After 2020, the silent generation will gradually disappear from the scene. This is at exactly the time when it is very likely that young, more left-wing voters will vote in greater numbers. The Republicans may then try to portray the Democrats as radical socialists and fuel the culture war as much as they can. The Democrats, on the other hand, could focus on health care to avoid internal divisions, as there is consensus between older and young party members on this issue.

One black swan could turn today's children into Alexandria Ocasio-Cortez's worst nightmare.

America’s political future depends to a large extent on the war of the generations.If Millennials and Generation Z manage to unite in a bipartisan bloc, then within ten years they will dominate US politics and the Democrats will follow suit.

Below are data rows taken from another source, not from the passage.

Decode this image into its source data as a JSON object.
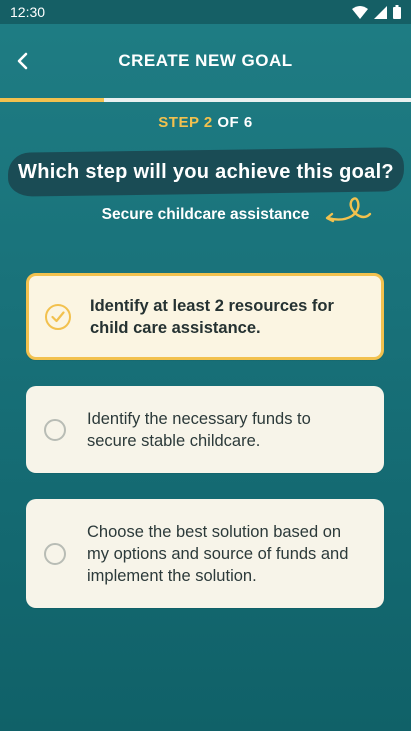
{
  "status_bar": {
    "time": "12:30"
  },
  "header": {
    "title": "CREATE NEW GOAL"
  },
  "progress": {
    "current_step": 2,
    "total_steps": 6,
    "fraction": 0.25
  },
  "step": {
    "prefix": "STEP ",
    "current": "2",
    "of_text": " OF 6"
  },
  "question": {
    "text": "Which step will you achieve this goal?"
  },
  "goal": {
    "name": "Secure childcare assistance"
  },
  "options": [
    {
      "label": "Identify at least 2 resources for child care assistance.",
      "selected": true
    },
    {
      "label": "Identify the necessary funds to secure stable childcare.",
      "selected": false
    },
    {
      "label": "Choose the best solution based on my options and source of funds and implement the solution.",
      "selected": false
    }
  ],
  "colors": {
    "accent": "#f2c14e",
    "background": "#19727a",
    "card": "#f7f4e9",
    "question_bg": "#1a4c55"
  }
}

But if the Republicans manage to use the culture war to win over enough baby boomers to their side, then Trumpism could have a longer life than many currently believe.

When Roosevelt spoke of the "rendez-vous with fate" that would be destined for the younger generation at the time, no one in the audience suspected that this fate would take the form of another world war. Democratic presidential candidates like to use similarly high-flying words. Barack Obama often quoted Martin Luther King: "The arc of the moral universe is wide, but it leans towards justice." On the night of November 8, 2016, many Democrats simply could not imagine that this arc would now lean towards Trump.

Be careful with forecasts

Cyclical theories that try to explain and predict political change on the basis of generational change should be treated with caution. If Mannheim's thesis is correct that generations are shaped by important events in their youth, then - who knows - a single black swan could transform today's children into Alexandria Ocasio-Cortez's worst nightmare: Generation T (like Trump). Aren't the President's critics happily suggesting that his vocabulary corresponds to that of a fourth grader? That's right, but that also means fourth graders can understand what Donald Trump is saying. In 2028, today's fourth graders will reach voting age. Maybe then they will be as politically correct as Generation Z is today. But history teaches us not to expect it without further ado.

In 1960, Friedrich Hayek predicted in “The Constitution of Freedom” that “most of those who retire at the end of the century will depend on the charity of the younger generation. And in the end it is not morality but the fact that the young are asking the police and the military that will decide the question: Concentration camps for the old, who cannot support themselves, will likely be the fate of an old generation whose incomes are perfect depends on a coercion on the younger ones. "

His prognosis did not come true - a warning to be heeded that it is far easier to identify conflicts of interest between the generations than to correctly predict their future political effects.

Niall Ferguson is co-director of the Applied History Project at Harvard Kennedy School. Eyck Freymann works as a research analyst at the consulting firm Greenmantle. The abridged version of the article appeared in the original in "The Atlantic" magazine. Translated from the English by as.